Set each line of the data down exactly, please.

**Saved entries**
+--
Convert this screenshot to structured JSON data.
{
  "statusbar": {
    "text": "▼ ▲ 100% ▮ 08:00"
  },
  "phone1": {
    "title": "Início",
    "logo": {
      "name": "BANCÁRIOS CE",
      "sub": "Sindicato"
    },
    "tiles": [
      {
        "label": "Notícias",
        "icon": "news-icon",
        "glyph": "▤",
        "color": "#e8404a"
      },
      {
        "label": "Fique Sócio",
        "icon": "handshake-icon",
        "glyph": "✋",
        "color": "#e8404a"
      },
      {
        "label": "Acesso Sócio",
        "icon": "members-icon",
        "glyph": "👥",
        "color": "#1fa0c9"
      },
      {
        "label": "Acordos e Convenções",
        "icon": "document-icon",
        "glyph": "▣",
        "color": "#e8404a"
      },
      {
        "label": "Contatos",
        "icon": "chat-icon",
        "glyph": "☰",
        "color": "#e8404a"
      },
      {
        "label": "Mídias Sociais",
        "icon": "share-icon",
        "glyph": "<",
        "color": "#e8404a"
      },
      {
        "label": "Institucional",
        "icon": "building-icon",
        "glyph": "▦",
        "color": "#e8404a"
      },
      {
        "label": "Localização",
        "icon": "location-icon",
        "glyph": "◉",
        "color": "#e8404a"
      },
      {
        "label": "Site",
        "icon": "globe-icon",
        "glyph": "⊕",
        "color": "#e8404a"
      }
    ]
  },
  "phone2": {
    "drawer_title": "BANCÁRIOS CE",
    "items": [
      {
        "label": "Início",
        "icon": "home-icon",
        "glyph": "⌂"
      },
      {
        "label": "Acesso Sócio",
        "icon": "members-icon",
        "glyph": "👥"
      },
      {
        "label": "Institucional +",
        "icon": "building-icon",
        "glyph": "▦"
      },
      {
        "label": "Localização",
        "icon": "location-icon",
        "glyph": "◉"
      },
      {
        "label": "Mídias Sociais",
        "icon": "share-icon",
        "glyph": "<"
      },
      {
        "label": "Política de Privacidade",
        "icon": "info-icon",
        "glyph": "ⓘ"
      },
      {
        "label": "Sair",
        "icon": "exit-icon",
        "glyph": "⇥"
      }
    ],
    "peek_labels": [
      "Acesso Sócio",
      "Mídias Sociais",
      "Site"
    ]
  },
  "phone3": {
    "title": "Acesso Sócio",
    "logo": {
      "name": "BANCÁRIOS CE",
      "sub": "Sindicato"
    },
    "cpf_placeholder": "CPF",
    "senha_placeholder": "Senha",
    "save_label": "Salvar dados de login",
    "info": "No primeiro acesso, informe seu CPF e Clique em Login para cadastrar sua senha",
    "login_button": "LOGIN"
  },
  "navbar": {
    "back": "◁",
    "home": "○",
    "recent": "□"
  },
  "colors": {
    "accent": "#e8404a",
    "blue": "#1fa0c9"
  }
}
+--
**Your response**
Convert this screenshot to structured JSON data.
{
  "statusbar": {
    "text": "▼ ▲ 100% ▮ 08:00"
  },
  "phone1": {
    "title": "Início",
    "logo": {
      "name": "BANCÁRIOS CE",
      "sub": "Sindicato"
    },
    "tiles": [
      {
        "label": "Notícias",
        "icon": "news-icon",
        "glyph": "▤",
        "color": "#e8404a"
      },
      {
        "label": "Fique Sócio",
        "icon": "handshake-icon",
        "glyph": "✋",
        "color": "#e8404a"
      },
      {
        "label": "Acesso Sócio",
        "icon": "members-icon",
        "glyph": "👥",
        "color": "#1fa0c9"
      },
      {
        "label": "Acordos e Convenções",
        "icon": "document-icon",
        "glyph": "▣",
        "color": "#e8404a"
      },
      {
        "label": "Contatos",
        "icon": "chat-icon",
        "glyph": "☰",
        "color": "#e8404a"
      },
      {
        "label": "Mídias Sociais",
        "icon": "share-icon",
        "glyph": "<",
        "color": "#e8404a"
      },
      {
        "label": "Institucional",
        "icon": "building-icon",
        "glyph": "▦",
        "color": "#e8404a"
      },
      {
        "label": "Localização",
        "icon": "location-icon",
        "glyph": "◉",
        "color": "#e8404a"
      },
      {
        "label": "Site",
        "icon": "globe-icon",
        "glyph": "⊕",
        "color": "#e8404a"
      }
    ]
  },
  "phone2": {
    "drawer_title": "BANCÁRIOS CE",
    "items": [
      {
        "label": "Início",
        "icon": "home-icon",
        "glyph": "⌂"
      },
      {
        "label": "Acesso Sócio",
        "icon": "members-icon",
        "glyph": "👥"
      },
      {
        "label": "Institucional +",
        "icon": "building-icon",
        "glyph": "▦"
      },
      {
        "label": "Localização",
        "icon": "location-icon",
        "glyph": "◉"
      },
      {
        "label": "Mídias Sociais",
        "icon": "share-icon",
        "glyph": "<"
      },
      {
        "label": "Política de Privacidade",
        "icon": "info-icon",
        "glyph": "ⓘ"
      },
      {
        "label": "Sair",
        "icon": "exit-icon",
        "glyph": "⇥"
      }
    ],
    "peek_labels": [
      "Acesso Sócio",
      "Mídias Sociais",
      "Site"
    ]
  },
  "phone3": {
    "title": "Acesso Sócio",
    "logo": {
      "name": "BANCÁRIOS CE",
      "sub": "Sindicato"
    },
    "cpf_placeholder": "CPF",
    "senha_placeholder": "Senha",
    "save_label": "Salvar dados de login",
    "info": "No primeiro acesso, informe seu CPF e Clique em Login para cadastrar sua senha",
    "login_button": "LOGIN"
  },
  "navbar": {
    "back": "◁",
    "home": "○",
    "recent": "□"
  },
  "colors": {
    "accent": "#e8404a",
    "blue": "#1fa0c9"
  }
}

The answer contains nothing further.